--- Record extracts Enclosed Below ---
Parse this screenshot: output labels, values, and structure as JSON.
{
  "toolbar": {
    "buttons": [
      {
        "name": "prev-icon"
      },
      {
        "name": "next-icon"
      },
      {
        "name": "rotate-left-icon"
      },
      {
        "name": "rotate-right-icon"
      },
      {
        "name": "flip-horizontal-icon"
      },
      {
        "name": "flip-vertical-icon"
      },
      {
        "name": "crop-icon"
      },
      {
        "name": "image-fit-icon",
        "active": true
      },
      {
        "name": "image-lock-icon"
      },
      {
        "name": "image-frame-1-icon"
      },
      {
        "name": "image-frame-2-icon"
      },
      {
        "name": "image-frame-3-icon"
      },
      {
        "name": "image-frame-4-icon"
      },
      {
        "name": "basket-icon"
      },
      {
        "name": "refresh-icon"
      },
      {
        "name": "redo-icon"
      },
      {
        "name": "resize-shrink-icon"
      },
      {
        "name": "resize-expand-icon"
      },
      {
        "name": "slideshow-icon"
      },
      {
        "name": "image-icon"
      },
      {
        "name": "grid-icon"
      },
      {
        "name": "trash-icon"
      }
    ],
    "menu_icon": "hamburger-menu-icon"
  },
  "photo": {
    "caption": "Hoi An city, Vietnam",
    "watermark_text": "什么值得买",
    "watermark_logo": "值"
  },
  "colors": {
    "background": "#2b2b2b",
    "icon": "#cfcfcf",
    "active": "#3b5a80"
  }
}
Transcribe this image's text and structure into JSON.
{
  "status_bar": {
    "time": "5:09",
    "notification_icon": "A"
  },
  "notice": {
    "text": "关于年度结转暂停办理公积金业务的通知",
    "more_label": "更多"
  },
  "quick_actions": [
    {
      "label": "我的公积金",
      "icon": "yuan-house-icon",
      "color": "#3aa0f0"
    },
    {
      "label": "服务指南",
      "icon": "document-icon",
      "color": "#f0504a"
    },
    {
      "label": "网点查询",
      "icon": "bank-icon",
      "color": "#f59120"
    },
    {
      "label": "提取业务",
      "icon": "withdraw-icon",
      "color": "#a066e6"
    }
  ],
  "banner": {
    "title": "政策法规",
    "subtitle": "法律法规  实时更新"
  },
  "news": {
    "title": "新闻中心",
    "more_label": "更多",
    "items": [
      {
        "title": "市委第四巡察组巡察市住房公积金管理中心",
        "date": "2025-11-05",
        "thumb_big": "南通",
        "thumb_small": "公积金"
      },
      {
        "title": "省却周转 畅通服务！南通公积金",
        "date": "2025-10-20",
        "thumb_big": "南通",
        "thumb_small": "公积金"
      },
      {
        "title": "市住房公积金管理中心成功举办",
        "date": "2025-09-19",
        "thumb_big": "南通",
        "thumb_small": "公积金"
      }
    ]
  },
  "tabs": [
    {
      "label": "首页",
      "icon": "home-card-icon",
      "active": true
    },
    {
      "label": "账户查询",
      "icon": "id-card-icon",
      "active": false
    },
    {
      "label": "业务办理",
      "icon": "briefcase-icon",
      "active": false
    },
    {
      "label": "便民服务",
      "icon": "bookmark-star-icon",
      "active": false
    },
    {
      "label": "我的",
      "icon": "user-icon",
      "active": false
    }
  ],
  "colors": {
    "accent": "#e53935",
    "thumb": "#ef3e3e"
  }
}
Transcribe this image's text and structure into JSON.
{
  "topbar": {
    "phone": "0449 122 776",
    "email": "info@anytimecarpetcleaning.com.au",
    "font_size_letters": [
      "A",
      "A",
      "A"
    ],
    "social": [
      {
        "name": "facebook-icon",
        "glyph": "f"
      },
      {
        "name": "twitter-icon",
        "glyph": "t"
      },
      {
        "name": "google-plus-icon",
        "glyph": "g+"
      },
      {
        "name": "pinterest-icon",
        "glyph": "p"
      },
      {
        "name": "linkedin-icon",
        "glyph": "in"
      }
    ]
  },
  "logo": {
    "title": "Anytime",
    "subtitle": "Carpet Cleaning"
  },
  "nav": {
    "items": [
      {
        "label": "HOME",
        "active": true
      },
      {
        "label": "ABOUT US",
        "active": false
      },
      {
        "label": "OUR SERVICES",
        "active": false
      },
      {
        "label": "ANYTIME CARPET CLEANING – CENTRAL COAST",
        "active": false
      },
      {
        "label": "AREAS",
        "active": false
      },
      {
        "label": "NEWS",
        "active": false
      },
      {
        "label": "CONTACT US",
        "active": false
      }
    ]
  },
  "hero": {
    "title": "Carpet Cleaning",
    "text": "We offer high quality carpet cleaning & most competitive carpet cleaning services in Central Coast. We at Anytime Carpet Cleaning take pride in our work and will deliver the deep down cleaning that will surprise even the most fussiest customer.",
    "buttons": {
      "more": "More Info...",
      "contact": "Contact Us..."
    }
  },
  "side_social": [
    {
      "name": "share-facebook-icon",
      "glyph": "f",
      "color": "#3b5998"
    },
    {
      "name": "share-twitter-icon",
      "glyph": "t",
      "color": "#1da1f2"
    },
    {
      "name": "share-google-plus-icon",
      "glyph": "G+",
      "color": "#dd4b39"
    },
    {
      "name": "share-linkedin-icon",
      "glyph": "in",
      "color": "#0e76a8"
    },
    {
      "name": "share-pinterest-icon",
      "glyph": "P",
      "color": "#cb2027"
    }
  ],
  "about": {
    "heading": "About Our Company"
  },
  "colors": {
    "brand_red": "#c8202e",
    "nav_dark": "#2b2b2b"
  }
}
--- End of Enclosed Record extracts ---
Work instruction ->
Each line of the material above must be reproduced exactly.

Answer ->
Parse this screenshot: output labels, values, and structure as JSON.
{
  "toolbar": {
    "buttons": [
      {
        "name": "prev-icon"
      },
      {
        "name": "next-icon"
      },
      {
        "name": "rotate-left-icon"
      },
      {
        "name": "rotate-right-icon"
      },
      {
        "name": "flip-horizontal-icon"
      },
      {
        "name": "flip-vertical-icon"
      },
      {
        "name": "crop-icon"
      },
      {
        "name": "image-fit-icon",
        "active": true
      },
      {
        "name": "image-lock-icon"
      },
      {
        "name": "image-frame-1-icon"
      },
      {
        "name": "image-frame-2-icon"
      },
      {
        "name": "image-frame-3-icon"
      },
      {
        "name": "image-frame-4-icon"
      },
      {
        "name": "basket-icon"
      },
      {
        "name": "refresh-icon"
      },
      {
        "name": "redo-icon"
      },
      {
        "name": "resize-shrink-icon"
      },
      {
        "name": "resize-expand-icon"
      },
      {
        "name": "slideshow-icon"
      },
      {
        "name": "image-icon"
      },
      {
        "name": "grid-icon"
      },
      {
        "name": "trash-icon"
      }
    ],
    "menu_icon": "hamburger-menu-icon"
  },
  "photo": {
    "caption": "Hoi An city, Vietnam",
    "watermark_text": "什么值得买",
    "watermark_logo": "值"
  },
  "colors": {
    "background": "#2b2b2b",
    "icon": "#cfcfcf",
    "active": "#3b5a80"
  }
}
Transcribe this image's text and structure into JSON.
{
  "status_bar": {
    "time": "5:09",
    "notification_icon": "A"
  },
  "notice": {
    "text": "关于年度结转暂停办理公积金业务的通知",
    "more_label": "更多"
  },
  "quick_actions": [
    {
      "label": "我的公积金",
      "icon": "yuan-house-icon",
      "color": "#3aa0f0"
    },
    {
      "label": "服务指南",
      "icon": "document-icon",
      "color": "#f0504a"
    },
    {
      "label": "网点查询",
      "icon": "bank-icon",
      "color": "#f59120"
    },
    {
      "label": "提取业务",
      "icon": "withdraw-icon",
      "color": "#a066e6"
    }
  ],
  "banner": {
    "title": "政策法规",
    "subtitle": "法律法规  实时更新"
  },
  "news": {
    "title": "新闻中心",
    "more_label": "更多",
    "items": [
      {
        "title": "市委第四巡察组巡察市住房公积金管理中心",
        "date": "2025-11-05",
        "thumb_big": "南通",
        "thumb_small": "公积金"
      },
      {
        "title": "省却周转 畅通服务！南通公积金",
        "date": "2025-10-20",
        "thumb_big": "南通",
        "thumb_small": "公积金"
      },
      {
        "title": "市住房公积金管理中心成功举办",
        "date": "2025-09-19",
        "thumb_big": "南通",
        "thumb_small": "公积金"
      }
    ]
  },
  "tabs": [
    {
      "label": "首页",
      "icon": "home-card-icon",
      "active": true
    },
    {
      "label": "账户查询",
      "icon": "id-card-icon",
      "active": false
    },
    {
      "label": "业务办理",
      "icon": "briefcase-icon",
      "active": false
    },
    {
      "label": "便民服务",
      "icon": "bookmark-star-icon",
      "active": false
    },
    {
      "label": "我的",
      "icon": "user-icon",
      "active": false
    }
  ],
  "colors": {
    "accent": "#e53935",
    "thumb": "#ef3e3e"
  }
}
Transcribe this image's text and structure into JSON.
{
  "topbar": {
    "phone": "0449 122 776",
    "email": "info@anytimecarpetcleaning.com.au",
    "font_size_letters": [
      "A",
      "A",
      "A"
    ],
    "social": [
      {
        "name": "facebook-icon",
        "glyph": "f"
      },
      {
        "name": "twitter-icon",
        "glyph": "t"
      },
      {
        "name": "google-plus-icon",
        "glyph": "g+"
      },
      {
        "name": "pinterest-icon",
        "glyph": "p"
      },
      {
        "name": "linkedin-icon",
        "glyph": "in"
      }
    ]
  },
  "logo": {
    "title": "Anytime",
    "subtitle": "Carpet Cleaning"
  },
  "nav": {
    "items": [
      {
        "label": "HOME",
        "active": true
      },
      {
        "label": "ABOUT US",
        "active": false
      },
      {
        "label": "OUR SERVICES",
        "active": false
      },
      {
        "label": "ANYTIME CARPET CLEANING – CENTRAL COAST",
        "active": false
      },
      {
        "label": "AREAS",
        "active": false
      },
      {
        "label": "NEWS",
        "active": false
      },
      {
        "label": "CONTACT US",
        "active": false
      }
    ]
  },
  "hero": {
    "title": "Carpet Cleaning",
    "text": "We offer high quality carpet cleaning & most competitive carpet cleaning services in Central Coast. We at Anytime Carpet Cleaning take pride in our work and will deliver the deep down cleaning that will surprise even the most fussiest customer.",
    "buttons": {
      "more": "More Info...",
      "contact": "Contact Us..."
    }
  },
  "side_social": [
    {
      "name": "share-facebook-icon",
      "glyph": "f",
      "color": "#3b5998"
    },
    {
      "name": "share-twitter-icon",
      "glyph": "t",
      "color": "#1da1f2"
    },
    {
      "name": "share-google-plus-icon",
      "glyph": "G+",
      "color": "#dd4b39"
    },
    {
      "name": "share-linkedin-icon",
      "glyph": "in",
      "color": "#0e76a8"
    },
    {
      "name": "share-pinterest-icon",
      "glyph": "P",
      "color": "#cb2027"
    }
  ],
  "about": {
    "heading": "About Our Company"
  },
  "colors": {
    "brand_red": "#c8202e",
    "nav_dark": "#2b2b2b"
  }
}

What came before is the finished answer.